Credit: Son Nguyen

The number on the back of Tori Crawford's jersey has always been important to her, but this year its significance is magnified. 

Ever since she was nine, Crawford has sported 24 on her jersey to honor Kobe Bryant, whose competitive attitude, focus on continual improvement, and approach towards the game have inspired her basketball career. But while Bryant was in the midst of a championship run with the Lakers when Crawford first donned his digits, he has since passed away in a tragic accident as Crawford enters her final year at Penn.

Now a senior in the College and a forward on Penn women's basketball, Crawford has become a force on the team with a fast-paced and aggressive style, logging 6.1 rebounds per game last season. 

Over her four-year career with the Quakers, one game that stands out to Crawford was a close contest against Drexel just prior to winter break last year. The Red and Blue were down for a majority of the game and with about 10 seconds left on the clock, Crawford made two free throws to seal the win for the Quakers. 

But her journey to become such a powerhouse on women’s basketball began early on, as Crawford played many different sports growing up. Aside from basketball, she spent many of her summers playing tennis. Later on, though, a very tall nine-year-old discovered that basketball just made sense. 

"When I was younger, [my dad] kind of pushed me to play because I was extremely, extremely tall — head and shoulders above everybody — so I definitely had that advantage going on. And it was the sport that I was probably played the best out of everything else," Crawford said. "So I started playing in the second grade and then started playing competitively by fourth grade when I was about nine."

Crawford's earliest coach was her father, Victor, who grew up playing three different sports, ultimately playing football at Boston College. Crawford described how his deeply competitive spirit as an athlete helped her become the player she is today. 

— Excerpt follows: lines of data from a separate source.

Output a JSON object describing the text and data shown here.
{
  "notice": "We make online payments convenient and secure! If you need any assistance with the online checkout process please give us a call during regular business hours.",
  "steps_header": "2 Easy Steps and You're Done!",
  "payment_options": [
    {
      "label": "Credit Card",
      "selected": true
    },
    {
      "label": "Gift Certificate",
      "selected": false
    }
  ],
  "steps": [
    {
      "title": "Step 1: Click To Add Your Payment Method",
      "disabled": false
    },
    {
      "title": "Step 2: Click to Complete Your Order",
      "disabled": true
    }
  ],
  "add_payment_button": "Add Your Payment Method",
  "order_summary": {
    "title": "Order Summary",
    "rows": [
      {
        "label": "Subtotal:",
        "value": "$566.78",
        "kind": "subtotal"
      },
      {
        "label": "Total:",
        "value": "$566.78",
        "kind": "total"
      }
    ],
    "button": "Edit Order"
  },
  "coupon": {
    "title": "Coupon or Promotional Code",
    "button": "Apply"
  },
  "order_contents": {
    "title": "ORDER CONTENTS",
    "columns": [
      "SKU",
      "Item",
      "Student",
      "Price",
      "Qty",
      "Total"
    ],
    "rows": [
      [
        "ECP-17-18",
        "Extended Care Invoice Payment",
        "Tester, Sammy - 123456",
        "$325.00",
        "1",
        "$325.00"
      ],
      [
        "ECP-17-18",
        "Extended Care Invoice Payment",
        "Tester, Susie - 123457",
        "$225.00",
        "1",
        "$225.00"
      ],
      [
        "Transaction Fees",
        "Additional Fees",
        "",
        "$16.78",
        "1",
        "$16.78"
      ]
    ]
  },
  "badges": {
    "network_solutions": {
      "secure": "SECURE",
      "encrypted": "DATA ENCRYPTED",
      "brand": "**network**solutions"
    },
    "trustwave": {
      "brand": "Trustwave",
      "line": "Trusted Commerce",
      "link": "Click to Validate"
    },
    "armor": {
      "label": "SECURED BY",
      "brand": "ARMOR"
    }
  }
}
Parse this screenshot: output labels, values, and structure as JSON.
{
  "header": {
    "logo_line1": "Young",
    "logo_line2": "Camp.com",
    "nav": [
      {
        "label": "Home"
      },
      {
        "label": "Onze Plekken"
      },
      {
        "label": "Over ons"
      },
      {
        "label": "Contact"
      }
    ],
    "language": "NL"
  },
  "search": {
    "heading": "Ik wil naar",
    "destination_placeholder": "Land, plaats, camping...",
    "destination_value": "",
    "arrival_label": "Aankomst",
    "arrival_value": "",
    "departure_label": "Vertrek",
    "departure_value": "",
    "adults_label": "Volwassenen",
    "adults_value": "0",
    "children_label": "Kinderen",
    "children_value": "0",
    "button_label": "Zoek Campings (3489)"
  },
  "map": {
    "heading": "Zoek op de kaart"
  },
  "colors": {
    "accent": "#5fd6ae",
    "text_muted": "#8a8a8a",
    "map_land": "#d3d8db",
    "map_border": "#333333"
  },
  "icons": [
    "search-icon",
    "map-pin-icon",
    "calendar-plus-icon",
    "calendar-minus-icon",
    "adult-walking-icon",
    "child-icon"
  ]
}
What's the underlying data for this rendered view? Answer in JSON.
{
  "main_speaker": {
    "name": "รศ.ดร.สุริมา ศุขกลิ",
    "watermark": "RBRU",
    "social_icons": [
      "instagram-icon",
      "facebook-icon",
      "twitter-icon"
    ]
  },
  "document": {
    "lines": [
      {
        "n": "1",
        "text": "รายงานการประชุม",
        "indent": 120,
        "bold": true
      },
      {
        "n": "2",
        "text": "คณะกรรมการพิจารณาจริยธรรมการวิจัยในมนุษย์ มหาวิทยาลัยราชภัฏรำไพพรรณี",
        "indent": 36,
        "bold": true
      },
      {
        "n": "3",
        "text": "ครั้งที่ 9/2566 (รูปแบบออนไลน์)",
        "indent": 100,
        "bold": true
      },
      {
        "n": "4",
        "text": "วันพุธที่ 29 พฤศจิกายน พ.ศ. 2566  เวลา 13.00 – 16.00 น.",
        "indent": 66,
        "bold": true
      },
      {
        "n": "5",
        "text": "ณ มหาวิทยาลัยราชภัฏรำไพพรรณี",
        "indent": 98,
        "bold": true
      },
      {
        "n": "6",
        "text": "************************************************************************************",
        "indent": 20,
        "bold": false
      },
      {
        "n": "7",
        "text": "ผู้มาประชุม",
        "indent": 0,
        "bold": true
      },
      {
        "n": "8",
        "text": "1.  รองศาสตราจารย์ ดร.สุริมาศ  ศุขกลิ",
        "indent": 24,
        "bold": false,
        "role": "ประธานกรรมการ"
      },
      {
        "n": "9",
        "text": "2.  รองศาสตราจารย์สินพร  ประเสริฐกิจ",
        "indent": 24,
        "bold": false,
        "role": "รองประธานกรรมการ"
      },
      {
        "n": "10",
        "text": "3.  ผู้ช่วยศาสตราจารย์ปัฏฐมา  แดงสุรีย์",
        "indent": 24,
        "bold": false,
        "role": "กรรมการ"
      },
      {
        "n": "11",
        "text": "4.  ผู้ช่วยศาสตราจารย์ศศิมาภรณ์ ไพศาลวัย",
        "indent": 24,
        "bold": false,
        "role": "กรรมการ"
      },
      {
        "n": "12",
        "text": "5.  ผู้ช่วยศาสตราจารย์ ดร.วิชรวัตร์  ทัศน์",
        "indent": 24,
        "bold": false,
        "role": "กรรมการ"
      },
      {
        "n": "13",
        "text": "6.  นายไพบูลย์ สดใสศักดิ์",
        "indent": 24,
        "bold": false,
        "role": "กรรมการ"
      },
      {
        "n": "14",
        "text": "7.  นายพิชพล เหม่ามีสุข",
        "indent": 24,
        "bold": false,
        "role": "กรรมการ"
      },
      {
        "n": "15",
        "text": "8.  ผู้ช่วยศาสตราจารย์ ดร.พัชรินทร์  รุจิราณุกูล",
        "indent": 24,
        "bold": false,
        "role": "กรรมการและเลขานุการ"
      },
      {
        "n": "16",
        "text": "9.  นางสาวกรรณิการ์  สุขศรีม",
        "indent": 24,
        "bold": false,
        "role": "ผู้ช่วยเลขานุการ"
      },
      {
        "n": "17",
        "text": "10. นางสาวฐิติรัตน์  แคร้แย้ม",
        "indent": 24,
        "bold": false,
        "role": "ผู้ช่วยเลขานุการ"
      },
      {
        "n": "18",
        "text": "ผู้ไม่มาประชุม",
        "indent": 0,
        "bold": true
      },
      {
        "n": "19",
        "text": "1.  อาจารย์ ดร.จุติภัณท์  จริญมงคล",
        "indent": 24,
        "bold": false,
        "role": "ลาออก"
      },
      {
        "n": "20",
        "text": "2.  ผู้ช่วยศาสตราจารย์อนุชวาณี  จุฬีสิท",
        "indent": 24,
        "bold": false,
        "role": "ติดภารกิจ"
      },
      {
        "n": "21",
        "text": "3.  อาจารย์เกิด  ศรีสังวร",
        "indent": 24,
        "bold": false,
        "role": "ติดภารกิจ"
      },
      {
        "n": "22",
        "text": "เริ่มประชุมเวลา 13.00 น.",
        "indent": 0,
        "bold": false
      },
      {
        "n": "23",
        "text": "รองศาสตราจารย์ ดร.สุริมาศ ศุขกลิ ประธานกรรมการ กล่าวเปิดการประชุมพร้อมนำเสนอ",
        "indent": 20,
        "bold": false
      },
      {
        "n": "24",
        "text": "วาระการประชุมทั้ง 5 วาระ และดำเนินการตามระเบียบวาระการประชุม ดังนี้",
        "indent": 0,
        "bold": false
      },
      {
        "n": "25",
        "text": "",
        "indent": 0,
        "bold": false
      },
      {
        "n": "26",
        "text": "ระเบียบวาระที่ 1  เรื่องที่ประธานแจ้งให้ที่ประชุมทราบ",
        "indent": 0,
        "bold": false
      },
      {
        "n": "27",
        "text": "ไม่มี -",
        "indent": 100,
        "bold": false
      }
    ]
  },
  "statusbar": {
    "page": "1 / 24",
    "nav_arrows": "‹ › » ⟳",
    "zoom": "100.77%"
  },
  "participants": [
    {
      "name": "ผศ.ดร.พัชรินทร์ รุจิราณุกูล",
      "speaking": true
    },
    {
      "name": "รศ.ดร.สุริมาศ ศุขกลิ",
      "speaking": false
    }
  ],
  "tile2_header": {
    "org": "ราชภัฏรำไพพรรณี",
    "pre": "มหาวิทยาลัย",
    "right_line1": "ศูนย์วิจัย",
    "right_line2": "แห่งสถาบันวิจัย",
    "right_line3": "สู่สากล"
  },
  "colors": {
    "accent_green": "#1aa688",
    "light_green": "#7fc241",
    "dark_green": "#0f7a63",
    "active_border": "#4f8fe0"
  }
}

"[He told me] you should never be satisfied with where you are — you always want to strive to get better," Crawford said. "So that's something I've kept throughout my career, but that definitely started in my formative years just being with my dad, shooting with my dad, and him coaching me."

Coach Mike McLaughlin has been impressed with Crawford's impact on the team, both on and off the court. 

"You know, Tori is hard-working, completely invested, and dedicated to Penn basketball,"  McLaughlin said. "She's so motivated to be the best you possibly can be."

Reflecting on her past four years of college basketball and her junior season, Crawford has owned the mindset that sports are a metaphor for life. Especially in facing the tough realities of recovering from injuries, Crawford has learned to draw from these past experiences to help her adjust and adapt to new challenges. 

"I think that when you spend so much time doing something, there's bound to be ups and downs, and I've definitely had my share due to injury. But I think that basketball has prepared me so much for life and eventually being in the workplace," Crawford said.

Crawford has made a lasting impact on Penn women's basketball in terms of her game and her strength as a natural leader and a team player. 

"I'm really keen on who she is as a person. I know we skip that a lot of times, but when she's out there every day, she leads by example. And she really, really has taken ownership in helping the younger kids develop," McLaughlin said. "And these are really important things not only for her career, but for the health of the program. She's special because she wants to be good for herself, and she wants to leave Penn basketball better than she found it."

If Penn is able to play this year, Crawford will look to lead the Quakers to an Ivy League title and enjoy one more chance to honor her hero.